There’s a new tool to precisely set the spacing between the upper pulley and cassette sprockets — apparently 50 per cent of all SRAM 1x drivetrains are set up incorrectly in this respect. The best news is, this new tools works with current SRAM rear derailleurs.
The Eagle X01 X-Horizon derailleur is all aluminium (XX1 gets a carbon cage) and like all SRAM mechs features a clutch mechanism and a Cage Lock, so you can swing it out of the way when getting the rear wheel in and out. It’s a pretty long mech though, and while this hasn’t been an issue on my 29in Nukeproof, the cage is really close to the ground on bikes with 27.5in wheels.
SRAM Eagle cranks
If there’s a weakness in Eagle X01 it’s probably the crank. It has carbon arms, a 24mm alloy spindle and SRAM’s handy direct mount interface for mounting the chain ring but it’s not that stiff or durable.
Rock-strewn trails provided a tough test for chain retention on the press launch event
SRAM Eagle long term review
Despite a wet winter and virtually zero maintenance on my part (you can see from the pics that I need a new cable) Eagle X01 has been reassuringly reliable. I’d actually say it’s been pretty boring in this respect.

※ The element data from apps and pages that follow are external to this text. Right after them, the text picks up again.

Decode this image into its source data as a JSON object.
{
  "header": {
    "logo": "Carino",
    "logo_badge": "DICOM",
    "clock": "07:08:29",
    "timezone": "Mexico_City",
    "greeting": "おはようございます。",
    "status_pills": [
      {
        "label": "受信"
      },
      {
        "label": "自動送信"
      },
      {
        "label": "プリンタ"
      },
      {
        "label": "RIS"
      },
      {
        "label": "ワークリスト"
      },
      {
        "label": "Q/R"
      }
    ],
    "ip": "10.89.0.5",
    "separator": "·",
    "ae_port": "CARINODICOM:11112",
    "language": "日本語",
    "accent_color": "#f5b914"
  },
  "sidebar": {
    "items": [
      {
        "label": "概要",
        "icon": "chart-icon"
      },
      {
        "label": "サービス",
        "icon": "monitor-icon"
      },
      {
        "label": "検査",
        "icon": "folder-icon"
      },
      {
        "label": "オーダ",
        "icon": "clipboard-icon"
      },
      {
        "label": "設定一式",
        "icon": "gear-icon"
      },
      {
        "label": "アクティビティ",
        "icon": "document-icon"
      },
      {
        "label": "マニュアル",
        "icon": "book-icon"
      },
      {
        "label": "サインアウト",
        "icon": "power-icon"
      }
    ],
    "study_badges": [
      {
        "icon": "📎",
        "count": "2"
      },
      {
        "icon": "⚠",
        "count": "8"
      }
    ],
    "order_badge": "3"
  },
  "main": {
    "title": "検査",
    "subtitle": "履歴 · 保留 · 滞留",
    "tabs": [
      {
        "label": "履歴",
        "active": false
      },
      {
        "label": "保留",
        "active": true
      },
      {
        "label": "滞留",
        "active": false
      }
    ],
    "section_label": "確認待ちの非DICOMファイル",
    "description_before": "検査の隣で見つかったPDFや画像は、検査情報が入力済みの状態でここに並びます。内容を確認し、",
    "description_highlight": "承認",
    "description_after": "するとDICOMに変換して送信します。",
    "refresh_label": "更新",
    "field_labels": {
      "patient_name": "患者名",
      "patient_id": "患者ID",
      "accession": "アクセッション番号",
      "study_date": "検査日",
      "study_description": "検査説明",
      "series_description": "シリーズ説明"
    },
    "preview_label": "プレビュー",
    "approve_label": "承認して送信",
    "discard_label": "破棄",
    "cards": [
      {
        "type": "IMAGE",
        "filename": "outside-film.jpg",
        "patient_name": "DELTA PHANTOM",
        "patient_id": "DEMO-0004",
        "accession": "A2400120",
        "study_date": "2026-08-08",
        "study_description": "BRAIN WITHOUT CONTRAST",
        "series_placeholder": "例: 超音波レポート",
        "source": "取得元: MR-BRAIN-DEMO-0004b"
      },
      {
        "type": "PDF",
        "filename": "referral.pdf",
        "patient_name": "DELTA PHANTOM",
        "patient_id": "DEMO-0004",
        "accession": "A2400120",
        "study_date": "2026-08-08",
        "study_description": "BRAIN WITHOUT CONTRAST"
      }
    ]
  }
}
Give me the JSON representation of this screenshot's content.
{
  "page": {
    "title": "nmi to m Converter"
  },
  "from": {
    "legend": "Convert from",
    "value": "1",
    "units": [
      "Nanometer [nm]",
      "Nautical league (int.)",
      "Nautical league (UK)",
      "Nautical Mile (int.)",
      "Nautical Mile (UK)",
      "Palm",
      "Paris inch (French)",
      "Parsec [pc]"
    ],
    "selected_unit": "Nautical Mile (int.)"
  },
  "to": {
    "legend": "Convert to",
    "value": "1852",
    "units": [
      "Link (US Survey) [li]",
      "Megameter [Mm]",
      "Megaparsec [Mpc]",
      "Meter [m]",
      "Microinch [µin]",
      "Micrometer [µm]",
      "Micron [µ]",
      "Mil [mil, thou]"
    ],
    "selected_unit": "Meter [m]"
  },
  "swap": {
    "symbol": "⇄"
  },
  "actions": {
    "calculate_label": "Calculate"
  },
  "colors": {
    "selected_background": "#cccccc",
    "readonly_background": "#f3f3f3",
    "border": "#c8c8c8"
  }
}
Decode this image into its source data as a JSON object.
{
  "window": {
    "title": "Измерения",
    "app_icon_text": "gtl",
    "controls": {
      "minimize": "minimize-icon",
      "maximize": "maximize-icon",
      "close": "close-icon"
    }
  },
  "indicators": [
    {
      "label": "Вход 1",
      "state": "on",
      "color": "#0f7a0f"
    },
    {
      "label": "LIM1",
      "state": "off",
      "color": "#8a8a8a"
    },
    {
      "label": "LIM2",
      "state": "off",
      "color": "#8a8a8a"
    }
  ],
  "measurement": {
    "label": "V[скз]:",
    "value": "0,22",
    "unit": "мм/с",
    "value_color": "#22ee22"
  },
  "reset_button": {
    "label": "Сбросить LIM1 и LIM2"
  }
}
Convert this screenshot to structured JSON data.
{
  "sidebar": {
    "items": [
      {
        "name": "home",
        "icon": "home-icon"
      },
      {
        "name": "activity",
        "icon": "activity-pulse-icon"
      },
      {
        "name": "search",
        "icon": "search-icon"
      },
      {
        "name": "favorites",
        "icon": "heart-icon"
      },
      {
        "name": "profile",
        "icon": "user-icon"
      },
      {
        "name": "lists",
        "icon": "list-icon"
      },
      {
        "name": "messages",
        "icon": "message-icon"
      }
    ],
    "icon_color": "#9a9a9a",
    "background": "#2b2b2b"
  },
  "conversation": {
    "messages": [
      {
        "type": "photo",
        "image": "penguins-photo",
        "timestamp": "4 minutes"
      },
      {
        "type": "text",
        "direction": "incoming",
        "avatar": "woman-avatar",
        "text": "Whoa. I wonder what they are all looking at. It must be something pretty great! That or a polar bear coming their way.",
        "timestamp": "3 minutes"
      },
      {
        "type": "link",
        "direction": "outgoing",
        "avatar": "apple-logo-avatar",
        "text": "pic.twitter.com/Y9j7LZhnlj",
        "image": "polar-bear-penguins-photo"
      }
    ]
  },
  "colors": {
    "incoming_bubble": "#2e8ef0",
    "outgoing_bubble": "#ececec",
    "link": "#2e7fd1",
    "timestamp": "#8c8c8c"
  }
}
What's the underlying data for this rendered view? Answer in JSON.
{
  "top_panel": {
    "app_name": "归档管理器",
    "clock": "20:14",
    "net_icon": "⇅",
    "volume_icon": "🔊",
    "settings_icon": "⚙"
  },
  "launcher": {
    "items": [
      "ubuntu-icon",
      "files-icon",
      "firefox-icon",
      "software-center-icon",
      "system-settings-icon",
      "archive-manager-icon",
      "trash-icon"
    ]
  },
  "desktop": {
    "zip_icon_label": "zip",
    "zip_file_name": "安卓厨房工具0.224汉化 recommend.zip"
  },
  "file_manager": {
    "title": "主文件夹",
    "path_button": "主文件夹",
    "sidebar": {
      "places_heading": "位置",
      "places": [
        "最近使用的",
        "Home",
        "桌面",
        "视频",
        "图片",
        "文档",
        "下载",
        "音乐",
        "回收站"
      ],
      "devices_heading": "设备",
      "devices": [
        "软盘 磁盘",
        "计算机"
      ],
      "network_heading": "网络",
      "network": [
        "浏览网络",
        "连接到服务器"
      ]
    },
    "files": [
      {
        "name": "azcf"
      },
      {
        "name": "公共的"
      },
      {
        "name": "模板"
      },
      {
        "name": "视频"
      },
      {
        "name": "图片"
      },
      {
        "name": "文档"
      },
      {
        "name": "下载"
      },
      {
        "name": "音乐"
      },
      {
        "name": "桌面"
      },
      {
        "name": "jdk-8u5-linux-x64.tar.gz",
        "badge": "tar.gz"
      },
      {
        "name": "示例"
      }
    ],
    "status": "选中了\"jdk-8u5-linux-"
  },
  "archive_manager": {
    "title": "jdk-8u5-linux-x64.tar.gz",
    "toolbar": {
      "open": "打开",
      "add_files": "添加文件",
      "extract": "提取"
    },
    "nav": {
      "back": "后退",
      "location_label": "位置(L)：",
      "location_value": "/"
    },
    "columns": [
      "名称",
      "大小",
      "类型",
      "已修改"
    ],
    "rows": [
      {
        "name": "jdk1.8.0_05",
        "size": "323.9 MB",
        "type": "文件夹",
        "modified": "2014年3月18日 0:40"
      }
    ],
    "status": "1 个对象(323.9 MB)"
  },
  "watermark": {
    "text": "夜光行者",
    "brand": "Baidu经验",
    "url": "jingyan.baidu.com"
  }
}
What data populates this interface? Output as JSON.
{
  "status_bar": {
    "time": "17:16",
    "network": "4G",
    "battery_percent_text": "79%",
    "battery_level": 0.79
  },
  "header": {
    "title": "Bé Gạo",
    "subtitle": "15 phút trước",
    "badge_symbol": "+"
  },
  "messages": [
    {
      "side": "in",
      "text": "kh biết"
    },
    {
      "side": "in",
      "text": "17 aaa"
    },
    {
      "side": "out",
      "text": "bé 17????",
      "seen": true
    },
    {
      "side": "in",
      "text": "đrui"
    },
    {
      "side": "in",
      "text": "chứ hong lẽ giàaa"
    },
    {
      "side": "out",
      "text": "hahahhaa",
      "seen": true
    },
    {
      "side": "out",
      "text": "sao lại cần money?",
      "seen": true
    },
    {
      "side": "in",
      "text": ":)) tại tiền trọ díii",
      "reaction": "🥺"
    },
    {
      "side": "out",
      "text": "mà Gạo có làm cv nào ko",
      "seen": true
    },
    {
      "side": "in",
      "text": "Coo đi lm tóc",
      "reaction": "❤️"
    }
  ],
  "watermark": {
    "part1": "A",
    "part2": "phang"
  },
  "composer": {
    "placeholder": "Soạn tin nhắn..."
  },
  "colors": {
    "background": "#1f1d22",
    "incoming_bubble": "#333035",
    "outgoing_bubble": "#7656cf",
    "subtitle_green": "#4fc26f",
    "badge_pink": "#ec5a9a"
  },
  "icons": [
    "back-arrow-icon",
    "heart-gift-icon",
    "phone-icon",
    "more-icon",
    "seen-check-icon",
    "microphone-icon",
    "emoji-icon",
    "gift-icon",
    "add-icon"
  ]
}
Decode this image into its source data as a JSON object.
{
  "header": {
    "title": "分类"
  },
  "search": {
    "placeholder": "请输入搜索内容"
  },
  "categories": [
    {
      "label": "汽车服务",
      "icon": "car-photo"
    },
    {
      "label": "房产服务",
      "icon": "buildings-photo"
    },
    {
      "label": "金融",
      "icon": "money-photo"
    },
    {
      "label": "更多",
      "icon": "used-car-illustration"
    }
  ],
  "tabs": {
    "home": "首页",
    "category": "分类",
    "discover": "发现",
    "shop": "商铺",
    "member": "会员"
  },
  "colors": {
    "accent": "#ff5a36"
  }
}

Shifting was and still is great, there’s no stickiness or play in the derailleur or shifter and, while several of the components are looking pretty battered, they’re all still functioning perfectly.
I’ve had zero chain suck, no chain loss, no reluctance when forcing the gear half way up a steep climb, no stickiness when back pedalling, no chain noise, very little corrosion, no bent link plates, no skipping, nothing to report.
Like I said, boring. But in a good way.
If you’re looking for the ultimate 1X drivetrain there are lots of options out there but I reckon Eagle X01 is most evolved 1X system on the market to date – it works perfectly, has a truly versatile and even gearing range and I love the fact that I always have a bail out gear for the end of a ride when my legs are fried. That said I don’t consider it a game changer in the same way as really good suspension or a lightweight set of carbon wheels. I think the main reason it doesn’t feel revolutionary is because it’s so unassuming. Then again truly great products are like that – they just get the job done with minimal fuss.